As climate patterns continue to shift, an increasing number of communities around the globe are not only experiencing extreme weather events with increased frequency, duration, and intensity, but also some are experiencing these hazards for the first time in their histories. As a first line of defense, building codes and standards are fundamental in assuring that buildings support the health, safety, and welfare of communities, including protecting life during hazardous events.

While many at-risk communities have adopted building codes to provide protection from the majority of anticipated hazards, most codes utilize historical data to assess the risk of weather-related hazards to buildings that may not account for new climate patterns. Therefore, as hazards change, building codes and standards developers need to be considering how to incorporate the latest research and data from building and climate-based science in order to address the evolving risks across the lifetime of the structures and maintain the expected levels of safety and resilience.


Creating the Global Resiliency Dialogue

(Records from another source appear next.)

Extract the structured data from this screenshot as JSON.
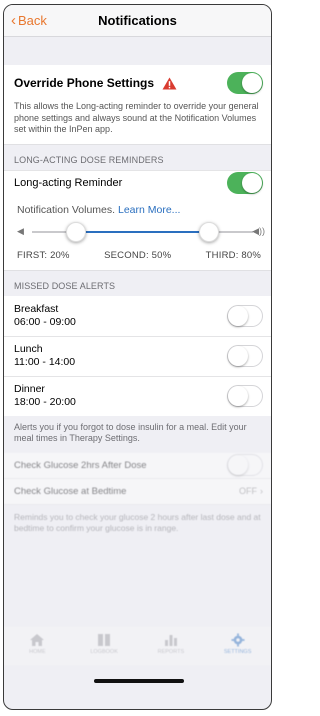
{
  "nav": {
    "back_label": "Back",
    "title": "Notifications"
  },
  "override": {
    "label": "Override Phone Settings",
    "enabled": true,
    "description": "This allows the Long-acting reminder to override your general phone settings and always sound at the Notification Volumes set within the InPen app."
  },
  "long_acting": {
    "header": "LONG-ACTING DOSE REMINDERS",
    "reminder_label": "Long-acting Reminder",
    "enabled": true,
    "volumes_text": "Notification Volumes.",
    "learn_more": "Learn More...",
    "first_label": "FIRST: 20%",
    "second_label": "SECOND: 50%",
    "third_label": "THIRD: 80%",
    "first_value": 20,
    "second_value": 50,
    "third_value": 80
  },
  "missed": {
    "header": "MISSED DOSE ALERTS",
    "meals": [
      {
        "name": "Breakfast",
        "time": "06:00 - 09:00",
        "enabled": false
      },
      {
        "name": "Lunch",
        "time": "11:00 - 14:00",
        "enabled": false
      },
      {
        "name": "Dinner",
        "time": "18:00 - 20:00",
        "enabled": false
      }
    ],
    "footer": "Alerts you if you forgot to dose insulin for a meal. Edit your meal times in Therapy Settings."
  },
  "glucose": {
    "check_after_label": "Check Glucose 2hrs After Dose",
    "check_bedtime_label": "Check Glucose at Bedtime",
    "bedtime_value": "OFF",
    "description": "Reminds you to check your glucose 2 hours after last dose and at bedtime to confirm your glucose is in range."
  },
  "tabs": [
    {
      "label": "HOME",
      "icon": "home-icon"
    },
    {
      "label": "LOGBOOK",
      "icon": "logbook-icon"
    },
    {
      "label": "REPORTS",
      "icon": "reports-icon"
    },
    {
      "label": "SETTINGS",
      "icon": "settings-icon"
    }
  ],
  "colors": {
    "accent": "#e8772e",
    "link": "#2a6fbf",
    "toggle_on": "#4cb25a",
    "warning": "#d93b30"
  }
}
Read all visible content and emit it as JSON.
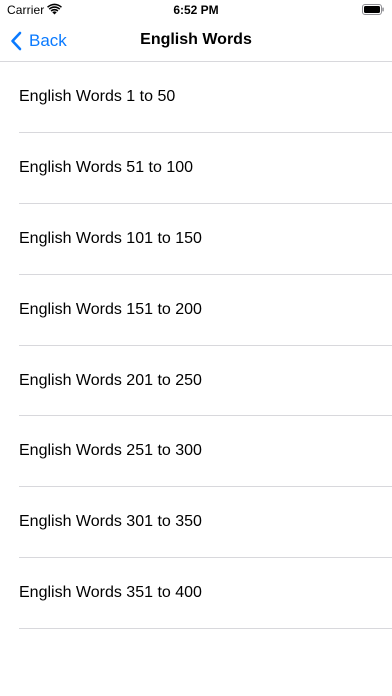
{
  "status_bar": {
    "carrier": "Carrier",
    "time": "6:52 PM",
    "wifi_icon": "wifi-icon",
    "battery_icon": "battery-icon"
  },
  "nav": {
    "back_label": "Back",
    "back_icon": "chevron-left-icon",
    "title": "English Words"
  },
  "colors": {
    "accent": "#0a7aff",
    "divider": "#d8d8dc",
    "text": "#000000",
    "background": "#ffffff"
  },
  "list": {
    "items": [
      {
        "label": "English Words 1 to 50"
      },
      {
        "label": "English Words 51 to 100"
      },
      {
        "label": "English Words 101 to 150"
      },
      {
        "label": "English Words 151 to 200"
      },
      {
        "label": "English Words 201 to 250"
      },
      {
        "label": "English Words 251 to 300"
      },
      {
        "label": "English Words 301 to 350"
      },
      {
        "label": "English Words 351 to 400"
      }
    ]
  }
}
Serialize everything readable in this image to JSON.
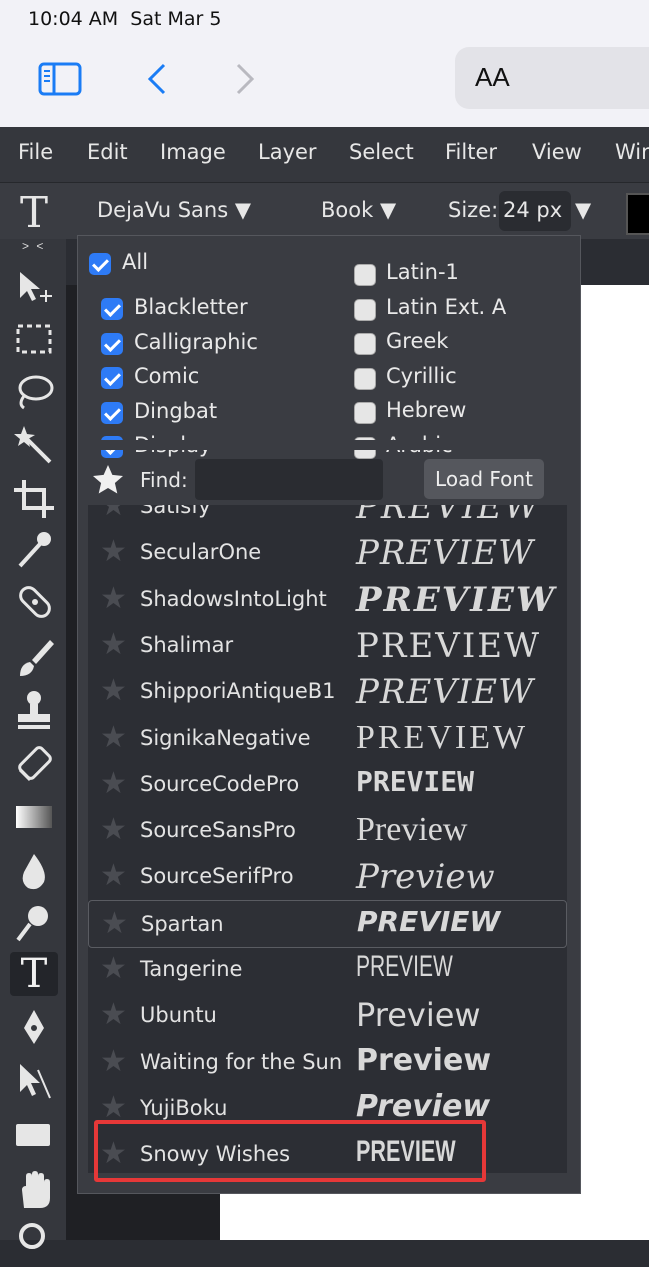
{
  "status": {
    "time": "10:04 AM",
    "date": "Sat Mar 5"
  },
  "browser": {
    "aa_label": "AA"
  },
  "menu": {
    "items": [
      "File",
      "Edit",
      "Image",
      "Layer",
      "Select",
      "Filter",
      "View",
      "Win"
    ]
  },
  "options": {
    "font_family": "DejaVu Sans ▼",
    "font_style": "Book ▼",
    "size_label": "Size:",
    "size_value": "24 px",
    "size_arrow": "▼"
  },
  "toolbar": {
    "collapse": "> <"
  },
  "filters": {
    "all": {
      "label": "All",
      "checked": true
    },
    "left": [
      {
        "label": "Blackletter",
        "checked": true
      },
      {
        "label": "Calligraphic",
        "checked": true
      },
      {
        "label": "Comic",
        "checked": true
      },
      {
        "label": "Dingbat",
        "checked": true
      },
      {
        "label": "Display",
        "checked": true
      }
    ],
    "right": [
      {
        "label": "Latin-1",
        "checked": false
      },
      {
        "label": "Latin Ext. A",
        "checked": false
      },
      {
        "label": "Greek",
        "checked": false
      },
      {
        "label": "Cyrillic",
        "checked": false
      },
      {
        "label": "Hebrew",
        "checked": false
      },
      {
        "label": "Arabic",
        "checked": false
      }
    ]
  },
  "find": {
    "label": "Find:",
    "value": "",
    "load_button": "Load Font"
  },
  "fonts": [
    {
      "name": "Satisfy",
      "preview": "PREVIEW"
    },
    {
      "name": "SecularOne",
      "preview": "PREVIEW"
    },
    {
      "name": "ShadowsIntoLight",
      "preview": "PREVIEW"
    },
    {
      "name": "Shalimar",
      "preview": "PREVIEW"
    },
    {
      "name": "ShipporiAntiqueB1",
      "preview": "PREVIEW"
    },
    {
      "name": "SignikaNegative",
      "preview": "PREVIEW"
    },
    {
      "name": "SourceCodePro",
      "preview": "PREVIEW"
    },
    {
      "name": "SourceSansPro",
      "preview": "Preview"
    },
    {
      "name": "SourceSerifPro",
      "preview": "Preview"
    },
    {
      "name": "Spartan",
      "preview": "PREVIEW"
    },
    {
      "name": "Tangerine",
      "preview": "PREVIEW"
    },
    {
      "name": "Ubuntu",
      "preview": "Preview"
    },
    {
      "name": "Waiting for the Sun",
      "preview": "Preview"
    },
    {
      "name": "YujiBoku",
      "preview": "Preview"
    },
    {
      "name": "Snowy Wishes",
      "preview": "PREVIEW"
    }
  ],
  "colors": {
    "accent": "#2e7bf6",
    "highlight": "#e63838"
  }
}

This has led building safety professionals into unchartered territory as, traditionally, codes and standards are rooted in an environment of certainty. For its part, the International Code Council is developing a series of white papers on how the different International Codes (I-Codes) contribute to resilience. Although the data sources in these codes are still historical, there is great interest in developing potential strategies that can be used seamlessly with the current format of the I-Codes, such as an overlay document (a standard or guideline) that communities wishing to address future climate risks can adopt alongside their code, or a stand-alone standard that would address the process states and localities can use to improve resilience. However, understanding that no one nation or organization will be able to tackle this on their own, we are now seeing global action and collaboration since the threats resulting from more frequent and severe wind events, flooding, wildfires, and other hazard events are similar around the world.

The Global Resiliency Dialogue was initiated by a group of organizations that research and develop building codes and standards, including the International Code Council, the Australian Building Codes Board, the National Research Council of Canada, and the New Zealand Ministry of Business, Innovation and Employment. Through this collaborative effort, the ultimate goal is to create a set of international guidelines that can be used globally to advance further integration of climate science and resiliency measures into building codes and standards. Collectively, the group will perform comprehensive exploration of what is conceptually possible when shifting the underlying data referenced in building codes and standards to forward-looking models rather than historical data (which may not have been updated for a decade or more).


International Collaboration is Critical to Success

The guidelines that will be developed based on the findings will offer a realistic recommendation about how to improve the resilience of buildings based on the availability and limitations of future-looking climate modeling. After all, the challenge is not creating building codes and standards that protect against natural hazards, but instead determining how these codes and standards should be applied based on changing risk patterns in different geographical areas. As an example, many strong standards have already been developed including the International Wildland-Urban Interface Code (IWUIC) to protect buildings in wildfire or bushfire-prone areas. However, the number of buildings and geographical areas in which these standards should apply is shifting and growing as the world continues to experience increased temperatures and droughts that lead to larger and more intense wildfires, some impacting areas that were not previously believed to be at risk. This necessitates the use of appropriate codes and standards during the design and construction phase that anticipate the risks that will impact structures aligned with the anticipated life of those structures, in the range of twenty, fifty, or one hundred years.

In a common area of interest worldwide, global collaboration can be very powerful in creating an open network in which participants can share research and avoid duplicating efforts. The guidelines will form a starting point for jurisdictions to consider changes to building codes and standards that will lead to more-resilient communities. Additionally, if the guidelines evolve into national or international standards, the harmonization and common baseline of understanding will certainly facilitate trade and continued scholarly and technical exchange.


All Participation is Welcome

The work of the Global Resiliency Dialogue is expected to continue through the end of 2021, when the first draft of the guidelines is anticipated to be released. In the meantime, input and support from all interested stakeholders are welcomed, while all standards development organizations (SDOs) involved in the building, design and construction space are encouraged to sign onto the initiative and provide input into the ongoing survey about the conceptual possibilities of marrying climate science with building science, and/or in reviewing the draft guidelines. SDOs in other sectors are likewise encouraged to consider global dialogues resulting in pre-standard guidelines that can lead to international adoption and harmonization in emergent areas like climate change and resiliency. More information about the Global Resiliency Dialogue is available at